DIRECTIONS FOR THIS TASK> Which lines in the records below contain the word "text"? Copy each of them.

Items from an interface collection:

• • • •

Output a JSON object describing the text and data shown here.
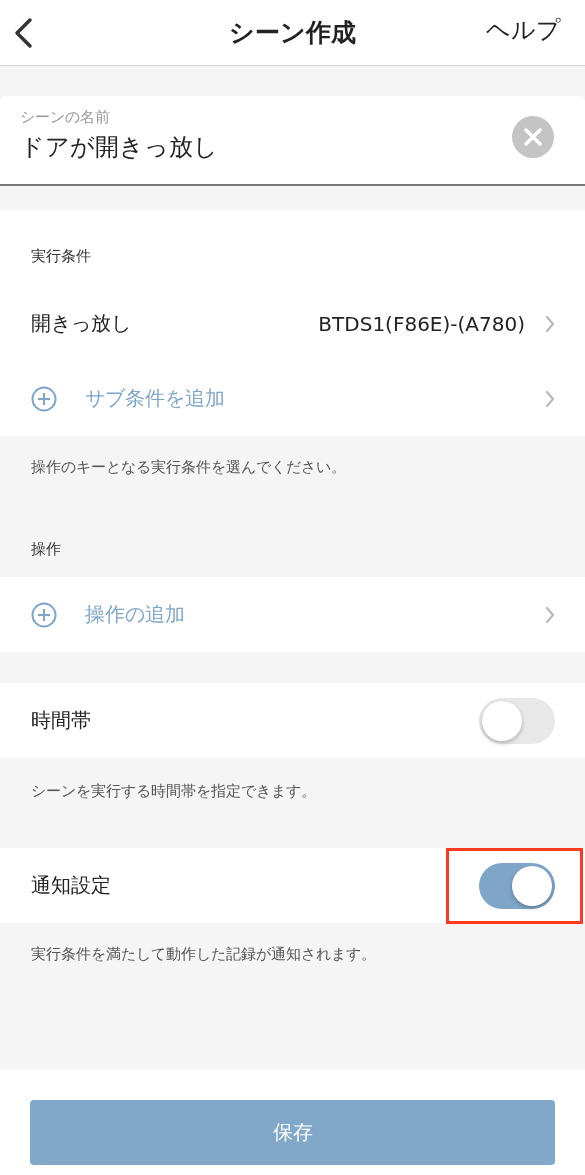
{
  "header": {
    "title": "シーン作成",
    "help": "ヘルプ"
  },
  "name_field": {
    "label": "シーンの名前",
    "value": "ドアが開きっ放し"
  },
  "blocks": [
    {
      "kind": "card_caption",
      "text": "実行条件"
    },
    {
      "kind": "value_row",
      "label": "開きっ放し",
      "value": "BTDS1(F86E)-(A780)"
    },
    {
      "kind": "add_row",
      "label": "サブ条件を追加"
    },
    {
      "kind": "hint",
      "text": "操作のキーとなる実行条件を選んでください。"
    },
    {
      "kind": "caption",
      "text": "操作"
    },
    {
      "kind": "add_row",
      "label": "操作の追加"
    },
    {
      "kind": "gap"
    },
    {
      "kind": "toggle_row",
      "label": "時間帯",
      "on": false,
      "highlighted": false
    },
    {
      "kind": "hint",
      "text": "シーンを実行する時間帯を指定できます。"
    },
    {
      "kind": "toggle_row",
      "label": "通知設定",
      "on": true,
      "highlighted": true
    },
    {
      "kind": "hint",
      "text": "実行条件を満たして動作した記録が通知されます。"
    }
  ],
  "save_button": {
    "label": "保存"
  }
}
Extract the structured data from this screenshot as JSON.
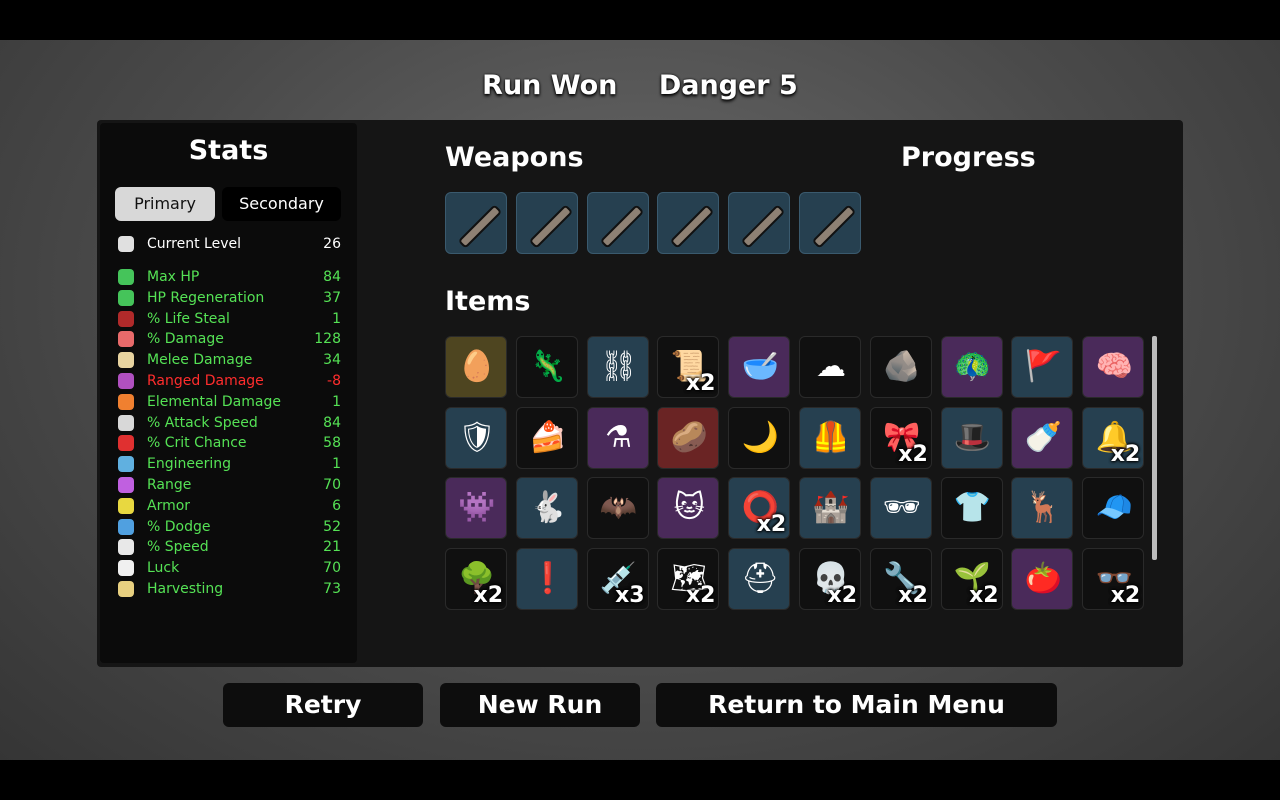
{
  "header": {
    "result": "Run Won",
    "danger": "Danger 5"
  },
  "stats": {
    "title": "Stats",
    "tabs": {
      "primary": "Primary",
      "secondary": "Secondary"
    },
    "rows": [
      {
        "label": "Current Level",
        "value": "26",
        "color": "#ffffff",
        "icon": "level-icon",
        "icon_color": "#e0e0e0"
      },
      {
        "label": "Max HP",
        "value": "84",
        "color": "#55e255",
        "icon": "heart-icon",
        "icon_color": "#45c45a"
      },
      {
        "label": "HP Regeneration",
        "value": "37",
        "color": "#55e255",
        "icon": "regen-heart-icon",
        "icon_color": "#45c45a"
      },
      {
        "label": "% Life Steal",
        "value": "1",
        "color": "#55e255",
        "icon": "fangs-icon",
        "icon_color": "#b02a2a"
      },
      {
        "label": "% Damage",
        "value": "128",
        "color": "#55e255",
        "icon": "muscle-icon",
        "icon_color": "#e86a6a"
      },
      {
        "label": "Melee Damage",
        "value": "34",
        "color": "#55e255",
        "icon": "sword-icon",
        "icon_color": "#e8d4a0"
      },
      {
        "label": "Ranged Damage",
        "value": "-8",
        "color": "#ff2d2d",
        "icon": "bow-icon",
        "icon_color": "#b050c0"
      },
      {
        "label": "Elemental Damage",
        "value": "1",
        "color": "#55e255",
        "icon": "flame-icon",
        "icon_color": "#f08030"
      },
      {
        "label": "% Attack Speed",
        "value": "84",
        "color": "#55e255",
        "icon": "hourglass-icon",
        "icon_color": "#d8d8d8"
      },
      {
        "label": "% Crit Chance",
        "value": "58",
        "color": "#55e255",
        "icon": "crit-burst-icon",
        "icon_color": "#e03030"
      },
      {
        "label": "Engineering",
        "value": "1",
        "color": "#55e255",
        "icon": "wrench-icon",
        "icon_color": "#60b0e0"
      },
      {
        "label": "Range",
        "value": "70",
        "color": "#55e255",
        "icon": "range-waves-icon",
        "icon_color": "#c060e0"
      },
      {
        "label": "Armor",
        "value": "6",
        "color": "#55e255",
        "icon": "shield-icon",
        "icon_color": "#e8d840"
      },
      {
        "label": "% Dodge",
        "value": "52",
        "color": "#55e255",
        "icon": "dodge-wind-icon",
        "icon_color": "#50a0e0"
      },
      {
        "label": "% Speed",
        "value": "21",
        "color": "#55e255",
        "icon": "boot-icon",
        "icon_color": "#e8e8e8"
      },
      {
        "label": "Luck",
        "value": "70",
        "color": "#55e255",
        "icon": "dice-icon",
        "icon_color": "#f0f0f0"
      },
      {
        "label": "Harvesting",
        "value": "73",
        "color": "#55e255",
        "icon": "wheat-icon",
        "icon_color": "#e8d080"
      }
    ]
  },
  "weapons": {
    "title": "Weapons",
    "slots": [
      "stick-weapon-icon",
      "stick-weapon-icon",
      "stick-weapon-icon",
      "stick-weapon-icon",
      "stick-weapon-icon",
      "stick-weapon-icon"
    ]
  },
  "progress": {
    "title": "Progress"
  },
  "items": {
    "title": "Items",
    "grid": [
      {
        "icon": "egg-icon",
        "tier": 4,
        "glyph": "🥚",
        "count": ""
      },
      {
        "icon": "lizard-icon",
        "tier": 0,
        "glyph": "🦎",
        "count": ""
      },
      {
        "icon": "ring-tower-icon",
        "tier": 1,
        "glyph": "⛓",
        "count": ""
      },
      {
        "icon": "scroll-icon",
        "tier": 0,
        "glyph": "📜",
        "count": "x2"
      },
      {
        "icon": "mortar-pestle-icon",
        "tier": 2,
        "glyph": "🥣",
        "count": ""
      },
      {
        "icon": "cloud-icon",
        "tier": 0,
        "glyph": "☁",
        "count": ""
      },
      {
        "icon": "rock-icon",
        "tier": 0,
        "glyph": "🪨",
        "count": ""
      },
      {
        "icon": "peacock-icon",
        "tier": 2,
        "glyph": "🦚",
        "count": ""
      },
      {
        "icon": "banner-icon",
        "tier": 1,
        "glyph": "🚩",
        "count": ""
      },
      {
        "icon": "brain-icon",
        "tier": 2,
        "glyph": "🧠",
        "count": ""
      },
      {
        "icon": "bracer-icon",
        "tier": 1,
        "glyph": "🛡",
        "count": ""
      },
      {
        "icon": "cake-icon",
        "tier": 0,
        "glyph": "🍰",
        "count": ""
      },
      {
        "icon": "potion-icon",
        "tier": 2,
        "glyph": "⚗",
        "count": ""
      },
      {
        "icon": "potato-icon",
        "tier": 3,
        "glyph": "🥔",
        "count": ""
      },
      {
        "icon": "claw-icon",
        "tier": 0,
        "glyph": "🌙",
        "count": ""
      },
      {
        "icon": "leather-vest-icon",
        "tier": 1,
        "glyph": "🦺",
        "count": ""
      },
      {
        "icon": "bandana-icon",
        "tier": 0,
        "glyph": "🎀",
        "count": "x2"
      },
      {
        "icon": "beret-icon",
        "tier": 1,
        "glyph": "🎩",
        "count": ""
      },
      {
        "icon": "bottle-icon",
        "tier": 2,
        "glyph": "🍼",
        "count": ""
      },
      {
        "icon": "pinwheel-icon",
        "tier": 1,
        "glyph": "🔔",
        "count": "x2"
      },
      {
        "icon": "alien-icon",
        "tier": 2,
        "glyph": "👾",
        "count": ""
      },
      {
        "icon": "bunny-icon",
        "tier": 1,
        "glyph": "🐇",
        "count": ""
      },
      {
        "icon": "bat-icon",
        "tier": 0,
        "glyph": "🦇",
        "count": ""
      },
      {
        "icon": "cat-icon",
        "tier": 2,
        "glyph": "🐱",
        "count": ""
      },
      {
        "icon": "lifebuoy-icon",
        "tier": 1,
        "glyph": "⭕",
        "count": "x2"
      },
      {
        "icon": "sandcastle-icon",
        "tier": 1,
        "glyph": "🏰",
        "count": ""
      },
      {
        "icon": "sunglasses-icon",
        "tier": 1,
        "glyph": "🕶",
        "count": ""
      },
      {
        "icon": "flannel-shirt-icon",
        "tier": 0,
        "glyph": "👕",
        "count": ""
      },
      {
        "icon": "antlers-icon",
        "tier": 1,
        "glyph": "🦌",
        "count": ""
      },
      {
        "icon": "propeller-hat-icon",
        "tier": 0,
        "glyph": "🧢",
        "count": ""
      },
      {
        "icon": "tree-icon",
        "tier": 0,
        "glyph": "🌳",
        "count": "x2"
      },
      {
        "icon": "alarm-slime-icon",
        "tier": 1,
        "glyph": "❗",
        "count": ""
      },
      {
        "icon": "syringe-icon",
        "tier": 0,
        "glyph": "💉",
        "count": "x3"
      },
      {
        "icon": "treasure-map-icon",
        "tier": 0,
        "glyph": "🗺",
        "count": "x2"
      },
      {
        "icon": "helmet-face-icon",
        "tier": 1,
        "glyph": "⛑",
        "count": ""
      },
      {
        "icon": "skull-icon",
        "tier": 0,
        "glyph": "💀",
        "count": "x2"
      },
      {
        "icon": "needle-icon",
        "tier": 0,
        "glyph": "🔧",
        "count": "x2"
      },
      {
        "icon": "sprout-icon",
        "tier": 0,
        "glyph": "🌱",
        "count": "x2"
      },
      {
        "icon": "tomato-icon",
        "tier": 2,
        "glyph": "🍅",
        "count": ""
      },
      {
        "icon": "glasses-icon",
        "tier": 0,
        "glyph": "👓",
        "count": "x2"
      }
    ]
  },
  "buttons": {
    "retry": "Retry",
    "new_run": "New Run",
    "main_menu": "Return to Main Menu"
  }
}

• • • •

ANSWER TO THIS TASK>
Output a JSON object describing the text and data shown here.
      "text": "実行条件"
      "text": "操作のキーとなる実行条件を選んでください。"
      "text": "操作"
      "text": "シーンを実行する時間帯を指定できます。"
      "text": "実行条件を満たして動作した記録が通知されます。"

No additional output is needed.